My next guest post in this series comes from Elizabeth of Book Yabber. Elizabeth is going to be sharing her personal experiences with Autism. Tomorrow’s post will also be related to Autism, so keep an eye out for that one as well 🙂 Thanks for guest posting, Elizabeth!
From the beginning, I could tell I was different. Why am I being reprimanded for walking down the hall again because my steps landed on an odd number, or because I’m color-sorting the rice in the rice table, or when I scream, crouch, and cover my ears because the harsh blare from the car horn is literally hurting me?
I was diagnosed with a mix of OCD (Obsessive Compulsive Disorder) and On the Spectrum. My mom always told me I was OCD, which meant nothing to me at the time. To me “OCD” was a synonym for different. Later in life I would learn that I got three Autism diagnosis’ and only one OCD, but my mother was ashamed and told me OCD. Somehow OCD was more manageable for her.
My entire school career was not easy.

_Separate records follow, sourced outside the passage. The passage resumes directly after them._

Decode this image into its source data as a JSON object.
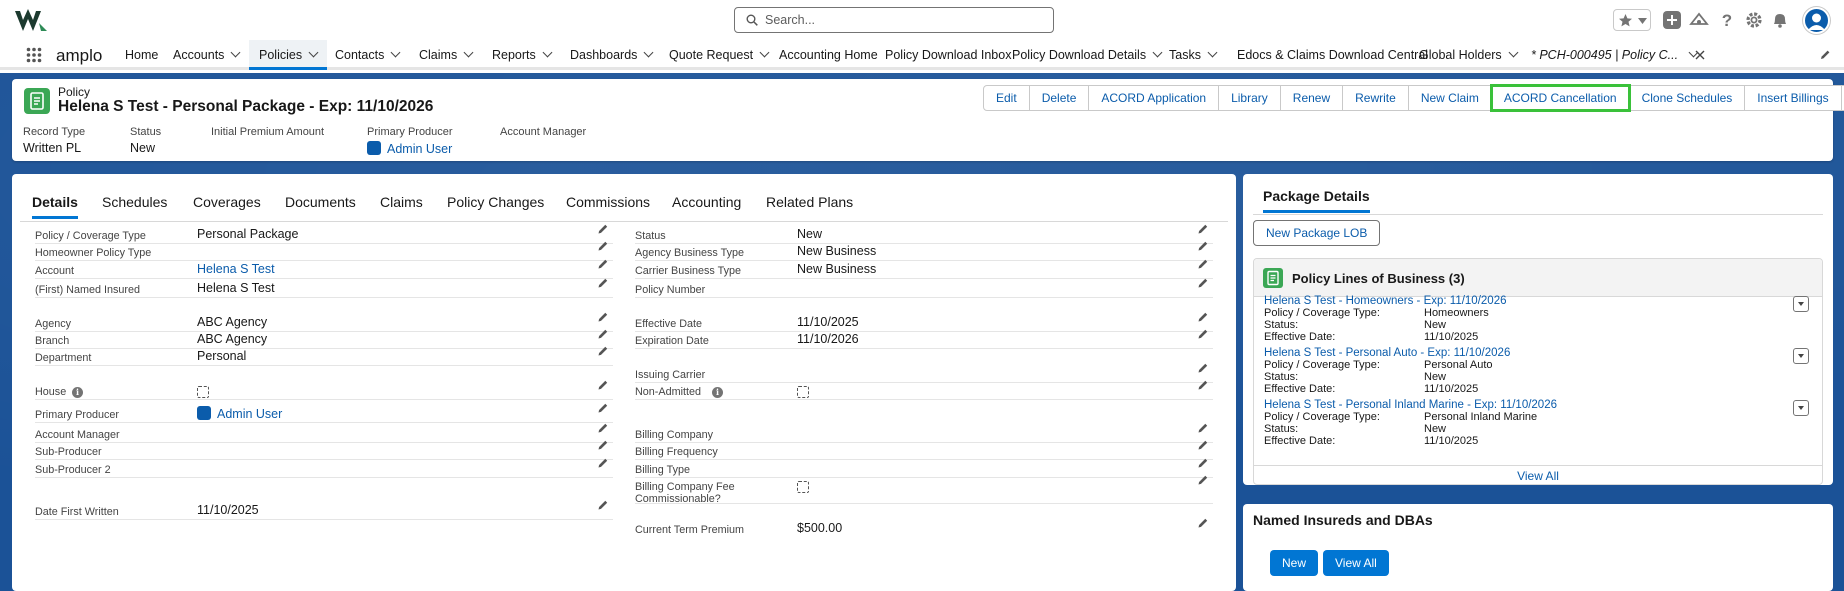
{
  "header": {
    "search_placeholder": "Search...",
    "icons": [
      "favorites-icon",
      "global-actions-icon",
      "trailhead-icon",
      "help-icon",
      "setup-gear-icon",
      "notifications-icon",
      "avatar"
    ]
  },
  "nav": {
    "app_name": "amplo",
    "items": [
      {
        "label": "Home",
        "chevron": false
      },
      {
        "label": "Accounts",
        "chevron": true
      },
      {
        "label": "Policies",
        "chevron": true,
        "active": true
      },
      {
        "label": "Contacts",
        "chevron": true
      },
      {
        "label": "Claims",
        "chevron": true
      },
      {
        "label": "Reports",
        "chevron": true
      },
      {
        "label": "Dashboards",
        "chevron": true
      },
      {
        "label": "Quote Request",
        "chevron": true
      },
      {
        "label": "Accounting Home",
        "chevron": false
      },
      {
        "label": "Policy Download Inbox",
        "chevron": false
      },
      {
        "label": "Policy Download Details",
        "chevron": true
      },
      {
        "label": "Tasks",
        "chevron": true
      },
      {
        "label": "Edocs & Claims Download Central",
        "chevron": false
      },
      {
        "label": "Global Holders",
        "chevron": true
      }
    ],
    "open_tab": "* PCH-000495 | Policy C..."
  },
  "record": {
    "object": "Policy",
    "title": "Helena S Test - Personal Package - Exp: 11/10/2026",
    "actions": [
      "Edit",
      "Delete",
      "ACORD Application",
      "Library",
      "Renew",
      "Rewrite",
      "New Claim",
      "ACORD Cancellation",
      "Clone Schedules",
      "Insert Billings"
    ],
    "highlighted_action": "ACORD Cancellation",
    "highlights": [
      {
        "label": "Record Type",
        "value": "Written PL"
      },
      {
        "label": "Status",
        "value": "New"
      },
      {
        "label": "Initial Premium Amount",
        "value": ""
      },
      {
        "label": "Primary Producer",
        "value": "Admin User"
      },
      {
        "label": "Account Manager",
        "value": ""
      }
    ]
  },
  "tabs": [
    "Details",
    "Schedules",
    "Coverages",
    "Documents",
    "Claims",
    "Policy Changes",
    "Commissions",
    "Accounting",
    "Related Plans"
  ],
  "details": {
    "left": [
      {
        "label": "Policy / Coverage Type",
        "value": "Personal Package"
      },
      {
        "label": "Homeowner Policy Type",
        "value": ""
      },
      {
        "label": "Account",
        "value": "Helena S Test",
        "link": true
      },
      {
        "label": "(First) Named Insured",
        "value": "Helena S Test"
      },
      {
        "label": "Agency",
        "value": "ABC Agency"
      },
      {
        "label": "Branch",
        "value": "ABC Agency"
      },
      {
        "label": "Department",
        "value": "Personal"
      },
      {
        "label": "House",
        "value": ""
      },
      {
        "label": "Primary Producer",
        "value": "Admin User",
        "link": true
      },
      {
        "label": "Account Manager",
        "value": ""
      },
      {
        "label": "Sub-Producer",
        "value": ""
      },
      {
        "label": "Sub-Producer 2",
        "value": ""
      },
      {
        "label": "Date First Written",
        "value": "11/10/2025"
      }
    ],
    "right": [
      {
        "label": "Status",
        "value": "New"
      },
      {
        "label": "Agency Business Type",
        "value": "New Business"
      },
      {
        "label": "Carrier Business Type",
        "value": "New Business"
      },
      {
        "label": "Policy Number",
        "value": ""
      },
      {
        "label": "Effective Date",
        "value": "11/10/2025"
      },
      {
        "label": "Expiration Date",
        "value": "11/10/2026"
      },
      {
        "label": "Issuing Carrier",
        "value": ""
      },
      {
        "label": "Non-Admitted",
        "value": ""
      },
      {
        "label": "Billing Company",
        "value": ""
      },
      {
        "label": "Billing Frequency",
        "value": ""
      },
      {
        "label": "Billing Type",
        "value": ""
      },
      {
        "label": "Billing Company Fee Commissionable?",
        "value": ""
      },
      {
        "label": "Current Term Premium",
        "value": "$500.00"
      }
    ]
  },
  "package": {
    "tab": "Package Details",
    "new_lob": "New Package LOB",
    "lines_title": "Policy Lines of Business (3)",
    "lines": [
      {
        "name": "Helena S Test - Homeowners - Exp: 11/10/2026",
        "type_label": "Policy / Coverage Type:",
        "type": "Homeowners",
        "status_label": "Status:",
        "status": "New",
        "eff_label": "Effective Date:",
        "eff": "11/10/2025"
      },
      {
        "name": "Helena S Test - Personal Auto - Exp: 11/10/2026",
        "type_label": "Policy / Coverage Type:",
        "type": "Personal Auto",
        "status_label": "Status:",
        "status": "New",
        "eff_label": "Effective Date:",
        "eff": "11/10/2025"
      },
      {
        "name": "Helena S Test - Personal Inland Marine - Exp: 11/10/2026",
        "type_label": "Policy / Coverage Type:",
        "type": "Personal Inland Marine",
        "status_label": "Status:",
        "status": "New",
        "eff_label": "Effective Date:",
        "eff": "11/10/2025"
      }
    ],
    "view_all": "View All"
  },
  "named_insureds": {
    "title": "Named Insureds and DBAs",
    "new": "New",
    "view_all": "View All"
  },
  "colors": {
    "brand": "#0176d3",
    "link": "#0b5cab",
    "record_icon": "#3ba755",
    "highlight": "#3ac13a",
    "background": "#1b5297"
  }
}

Preschool was very distracting for me. The aforementioned rice table, caused significant problems for me. I could not focus on anything else when I was at that school. All the different colored rice pieces, thrown together in a tub with absolutely no form of unity or organization. I couldn’t focus on anything else. They ended up removing the table from the classroom. The other children despised me. Walking down the hall to lunch or where ever, I always count my steps. I hate when they land on odd numbers, so I will often go back to the starting point and do it until I come to an even count.
Fast forward to high school, I had a very hard time in classes. The teachers would deliver their lessons verbally and I thought I was hearing and comprehending what they were saying. I would learn what I thought I had heard, but I was understanding them wrong every time, therefore learning the wrong information. I had anxiety every time I was administered a test, and almost always failed because of it. It was very difficult for me to stay afloat.
Adult life is much of the same. I’m high functioning, living on my own with my husband. At the moment, we unfortunately live in a city, which is not easy for me at all. Cities are loud and my hearing is sensitive. When we walk the streets, I wear ear plugs that muffle the sound and help a lot. Sometimes I disrupt the flow of walking traffic because I have to go back and reset my steps. When I’m communicating with others, I often have to repeat back what I thought they said, so I understand better.
Being on the spectrum is emotionally difficult for me at times. I observe people being able to walk without counting their steps, an airplane could fly right over top of them and they don’t cringe and scream, they can be in rooms with a large amount of people and be fine, ETC!! I am different. It’s not a bad thing, it’s challenging for me at times, but everyone’s brain is different. I believe most people need this gentle reminder so when you see someone reacting differently to a situation than how you yourself would react, it’s not weird or wrong, it’s just what they need to do to feel comfortable.
Please keep in mind that everyone experiences their mental illness and/or mental health struggles in different ways. One person’s experiences may be different from someone else coping with the same diagnosis.
The views, opinions and positions expressed in guest posts are those of the author alone and do not necessarily represent the views, opinions, and positions of Book Stacks Amber. The accuracy, completeness and validity of any statements made within this article are not guaranteed. Copyright remains with the author and any liability with regard to infringement of intellectual property rights remain with them.